China Miéville
Operation Greylord: The True Story of an Untrained Undercover Agent and America's Biggest Corruption Bust
Terrence Hake, Wayne Klatt
Franklin Barbecue: A Meat-Smoking Manifesto
Aaron Franklin, Jordan Mackay
My System: 21st Century Edition
Aron Nimzowitsch
The Wheeling Year: A Poet's Field Book
Ted Kooser
The Origins of Political Order: From Prehuman Times to the French Revolution
Francis Fukuyama
My Struggle: Book 2: A Man in Love
Karl Ove Knausgård, Don Bartlett
James Madison
Ralph Louis Ketcham
The Pirate Coast: Thomas Jefferson, the First Marines, and the Secret Mission of 1805
Richard Zacks

Thomas Jefferson: The Art of Power

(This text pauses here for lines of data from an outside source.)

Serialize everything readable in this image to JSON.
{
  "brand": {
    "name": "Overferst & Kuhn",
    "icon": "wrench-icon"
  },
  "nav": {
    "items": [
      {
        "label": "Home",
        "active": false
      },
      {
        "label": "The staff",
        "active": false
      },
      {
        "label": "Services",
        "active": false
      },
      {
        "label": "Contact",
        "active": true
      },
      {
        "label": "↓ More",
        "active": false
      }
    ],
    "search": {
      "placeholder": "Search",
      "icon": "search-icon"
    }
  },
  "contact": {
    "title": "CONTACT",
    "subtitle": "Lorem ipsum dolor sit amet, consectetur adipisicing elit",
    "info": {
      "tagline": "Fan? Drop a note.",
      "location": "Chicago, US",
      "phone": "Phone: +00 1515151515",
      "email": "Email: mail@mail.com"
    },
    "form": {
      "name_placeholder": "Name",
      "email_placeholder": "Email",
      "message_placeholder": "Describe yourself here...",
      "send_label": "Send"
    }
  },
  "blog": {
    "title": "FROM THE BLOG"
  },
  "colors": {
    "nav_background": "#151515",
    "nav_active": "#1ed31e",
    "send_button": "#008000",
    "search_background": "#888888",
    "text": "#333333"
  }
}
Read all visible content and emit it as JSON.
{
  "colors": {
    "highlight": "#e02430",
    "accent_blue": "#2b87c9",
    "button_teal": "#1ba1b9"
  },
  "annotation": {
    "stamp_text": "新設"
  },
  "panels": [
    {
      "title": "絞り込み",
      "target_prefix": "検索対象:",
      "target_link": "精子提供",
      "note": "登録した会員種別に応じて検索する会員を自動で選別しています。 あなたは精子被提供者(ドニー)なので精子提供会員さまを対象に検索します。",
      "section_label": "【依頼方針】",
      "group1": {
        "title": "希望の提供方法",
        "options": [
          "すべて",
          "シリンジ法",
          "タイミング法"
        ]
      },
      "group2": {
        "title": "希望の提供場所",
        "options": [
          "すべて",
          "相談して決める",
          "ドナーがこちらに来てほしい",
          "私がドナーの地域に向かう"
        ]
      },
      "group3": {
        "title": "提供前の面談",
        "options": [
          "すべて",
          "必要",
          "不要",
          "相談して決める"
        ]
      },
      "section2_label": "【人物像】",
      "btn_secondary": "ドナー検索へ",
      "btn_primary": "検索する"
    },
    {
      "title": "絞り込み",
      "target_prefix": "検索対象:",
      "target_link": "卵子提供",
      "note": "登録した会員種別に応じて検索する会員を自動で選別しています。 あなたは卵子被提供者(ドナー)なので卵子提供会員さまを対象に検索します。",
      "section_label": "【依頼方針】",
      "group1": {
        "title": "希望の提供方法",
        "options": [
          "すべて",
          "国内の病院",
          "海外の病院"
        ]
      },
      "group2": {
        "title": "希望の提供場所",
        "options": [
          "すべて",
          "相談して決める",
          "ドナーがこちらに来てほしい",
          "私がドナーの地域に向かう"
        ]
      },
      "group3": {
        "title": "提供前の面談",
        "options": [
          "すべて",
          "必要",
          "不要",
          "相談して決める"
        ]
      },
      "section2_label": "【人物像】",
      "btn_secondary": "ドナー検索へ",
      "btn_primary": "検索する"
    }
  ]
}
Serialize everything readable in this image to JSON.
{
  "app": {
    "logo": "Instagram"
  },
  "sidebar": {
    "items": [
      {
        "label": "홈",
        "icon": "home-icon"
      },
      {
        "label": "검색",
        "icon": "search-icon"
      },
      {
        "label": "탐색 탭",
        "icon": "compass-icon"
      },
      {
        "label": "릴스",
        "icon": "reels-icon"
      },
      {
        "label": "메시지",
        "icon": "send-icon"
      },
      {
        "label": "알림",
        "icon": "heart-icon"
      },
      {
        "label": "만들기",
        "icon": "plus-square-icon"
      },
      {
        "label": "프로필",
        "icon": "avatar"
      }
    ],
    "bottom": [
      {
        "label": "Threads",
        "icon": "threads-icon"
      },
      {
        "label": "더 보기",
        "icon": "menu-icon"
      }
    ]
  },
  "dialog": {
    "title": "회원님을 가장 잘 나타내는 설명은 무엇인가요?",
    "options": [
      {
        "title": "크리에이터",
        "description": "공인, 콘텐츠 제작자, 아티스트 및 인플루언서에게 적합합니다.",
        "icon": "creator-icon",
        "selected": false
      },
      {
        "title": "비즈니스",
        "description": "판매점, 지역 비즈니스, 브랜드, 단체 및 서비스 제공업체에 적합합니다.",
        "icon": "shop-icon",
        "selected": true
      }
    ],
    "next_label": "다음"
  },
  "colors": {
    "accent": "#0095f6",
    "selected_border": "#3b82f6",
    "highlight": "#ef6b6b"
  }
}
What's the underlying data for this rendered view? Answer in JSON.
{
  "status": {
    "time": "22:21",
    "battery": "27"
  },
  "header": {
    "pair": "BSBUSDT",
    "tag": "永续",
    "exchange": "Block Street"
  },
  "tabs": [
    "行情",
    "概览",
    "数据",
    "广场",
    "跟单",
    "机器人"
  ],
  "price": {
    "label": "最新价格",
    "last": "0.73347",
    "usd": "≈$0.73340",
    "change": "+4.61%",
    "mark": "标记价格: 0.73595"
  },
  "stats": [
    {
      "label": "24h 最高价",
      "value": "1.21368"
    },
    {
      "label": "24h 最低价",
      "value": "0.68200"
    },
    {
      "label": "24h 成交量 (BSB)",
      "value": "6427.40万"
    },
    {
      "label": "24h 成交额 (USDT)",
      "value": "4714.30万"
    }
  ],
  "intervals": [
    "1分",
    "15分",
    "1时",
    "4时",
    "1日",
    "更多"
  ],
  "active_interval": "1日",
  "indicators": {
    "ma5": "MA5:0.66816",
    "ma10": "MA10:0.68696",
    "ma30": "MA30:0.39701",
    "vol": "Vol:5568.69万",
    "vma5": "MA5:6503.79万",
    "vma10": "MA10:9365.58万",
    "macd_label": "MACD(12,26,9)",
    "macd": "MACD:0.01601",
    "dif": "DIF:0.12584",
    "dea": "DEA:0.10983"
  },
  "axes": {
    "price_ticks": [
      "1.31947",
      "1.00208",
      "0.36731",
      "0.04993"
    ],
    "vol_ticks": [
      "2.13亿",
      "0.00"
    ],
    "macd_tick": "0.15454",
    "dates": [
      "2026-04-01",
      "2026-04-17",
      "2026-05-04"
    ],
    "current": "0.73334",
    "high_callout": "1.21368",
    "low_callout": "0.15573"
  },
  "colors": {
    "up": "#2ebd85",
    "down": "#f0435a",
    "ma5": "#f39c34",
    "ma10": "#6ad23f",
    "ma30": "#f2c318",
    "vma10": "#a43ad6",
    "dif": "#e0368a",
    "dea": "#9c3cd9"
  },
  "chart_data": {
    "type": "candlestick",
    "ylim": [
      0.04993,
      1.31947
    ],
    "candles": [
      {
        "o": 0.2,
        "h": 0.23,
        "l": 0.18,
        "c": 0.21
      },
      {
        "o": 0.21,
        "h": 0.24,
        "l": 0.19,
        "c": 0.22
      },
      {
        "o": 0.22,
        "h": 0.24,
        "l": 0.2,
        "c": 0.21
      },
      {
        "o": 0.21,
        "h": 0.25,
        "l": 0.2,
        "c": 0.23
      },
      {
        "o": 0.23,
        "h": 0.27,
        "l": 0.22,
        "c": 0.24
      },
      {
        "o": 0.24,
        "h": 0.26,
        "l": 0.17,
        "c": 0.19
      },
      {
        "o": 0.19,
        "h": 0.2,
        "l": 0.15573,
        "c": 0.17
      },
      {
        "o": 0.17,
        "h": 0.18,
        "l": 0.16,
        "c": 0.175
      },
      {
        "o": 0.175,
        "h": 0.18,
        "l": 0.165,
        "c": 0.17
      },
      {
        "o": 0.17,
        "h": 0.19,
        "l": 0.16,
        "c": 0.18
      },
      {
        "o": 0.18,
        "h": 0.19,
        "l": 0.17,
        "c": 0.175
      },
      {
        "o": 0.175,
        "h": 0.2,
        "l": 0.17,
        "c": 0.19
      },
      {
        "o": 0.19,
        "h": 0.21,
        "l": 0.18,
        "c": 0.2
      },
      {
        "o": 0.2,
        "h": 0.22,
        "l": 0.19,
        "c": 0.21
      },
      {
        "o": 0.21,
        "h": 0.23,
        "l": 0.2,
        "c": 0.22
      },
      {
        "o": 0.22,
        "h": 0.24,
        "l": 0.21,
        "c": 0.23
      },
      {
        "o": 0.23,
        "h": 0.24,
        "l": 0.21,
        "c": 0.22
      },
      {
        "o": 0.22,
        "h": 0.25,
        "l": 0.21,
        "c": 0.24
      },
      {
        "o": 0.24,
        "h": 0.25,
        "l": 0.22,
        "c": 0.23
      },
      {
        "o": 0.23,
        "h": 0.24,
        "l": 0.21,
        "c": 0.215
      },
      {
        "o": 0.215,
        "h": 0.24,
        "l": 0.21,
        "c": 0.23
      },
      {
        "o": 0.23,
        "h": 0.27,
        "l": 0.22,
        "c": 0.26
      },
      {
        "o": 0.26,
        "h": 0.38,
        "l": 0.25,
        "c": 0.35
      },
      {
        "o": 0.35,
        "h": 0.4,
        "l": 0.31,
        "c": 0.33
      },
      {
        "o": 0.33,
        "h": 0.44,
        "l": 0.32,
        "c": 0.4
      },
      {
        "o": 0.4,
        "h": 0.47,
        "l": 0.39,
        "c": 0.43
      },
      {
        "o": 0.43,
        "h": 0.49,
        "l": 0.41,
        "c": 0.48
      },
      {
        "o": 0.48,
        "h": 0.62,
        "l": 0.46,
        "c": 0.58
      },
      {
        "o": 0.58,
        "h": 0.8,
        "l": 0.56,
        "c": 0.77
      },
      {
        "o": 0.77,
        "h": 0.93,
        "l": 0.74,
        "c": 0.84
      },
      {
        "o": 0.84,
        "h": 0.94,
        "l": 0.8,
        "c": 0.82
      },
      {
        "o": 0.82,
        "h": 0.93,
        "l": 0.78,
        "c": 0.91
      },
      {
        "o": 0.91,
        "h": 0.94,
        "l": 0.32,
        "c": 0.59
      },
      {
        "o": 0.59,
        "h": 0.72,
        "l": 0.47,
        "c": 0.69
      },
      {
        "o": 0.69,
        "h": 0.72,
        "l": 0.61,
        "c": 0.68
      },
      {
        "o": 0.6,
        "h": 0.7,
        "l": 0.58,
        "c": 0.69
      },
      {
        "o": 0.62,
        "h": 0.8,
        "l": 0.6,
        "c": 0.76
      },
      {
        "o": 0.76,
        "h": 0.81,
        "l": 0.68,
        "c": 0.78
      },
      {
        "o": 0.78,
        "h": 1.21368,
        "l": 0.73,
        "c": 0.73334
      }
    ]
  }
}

Thomas Jefferson: The Art of Power - Jon Meacham *edited to show how I received the book*I must note that I received this book through the History Book Club on Goodreads, through the Published as an advance copy, for which I am very grateful to both the History Book Club, and Random House, as well as the author, Mr. Meacham.This is a magnificent effort from it's very accomplished author. One truly feels as though you have a grasp of the 3rd President of the United States as a man, and a much deeper understanding of his younger days. The book is filled with fascinating passages and I cannot recommend it highly enough. However, I have one small issue which prevents me from giving it a 5th star (see end). The book is ostensibly about his use of personal and political power, and does make the case...without illustrating it. Time again we're told of the manner of management and of manipulation (Meacham is to be lauded for his even-handed and balanced approach to a man you can easily love or hate) but we're only provided a few examples of it. He whets my appetite for knowledge of the mechanics of his administration, but fails to sate it. I realize he might have wanted to avoid ranging into too technical an arena, and to keep the book in the spectrum of potential best-sellers, which he did, and the book has, but Jefferson's Aggressive-Passive methods are largely still a mystery to me at this point. I felt as though I needed about double the content for the period covering his time as Vice-President and President. I imagine that a couple of books on Madison will probably do the trick. However, it is a really good book, so I think in the end it wins back a star simply for being so much better than most of what there is to read. In comparison, it's a superb book. It just came so close to being the perfect accomplishment of it's mission, I wished it could have made that final step.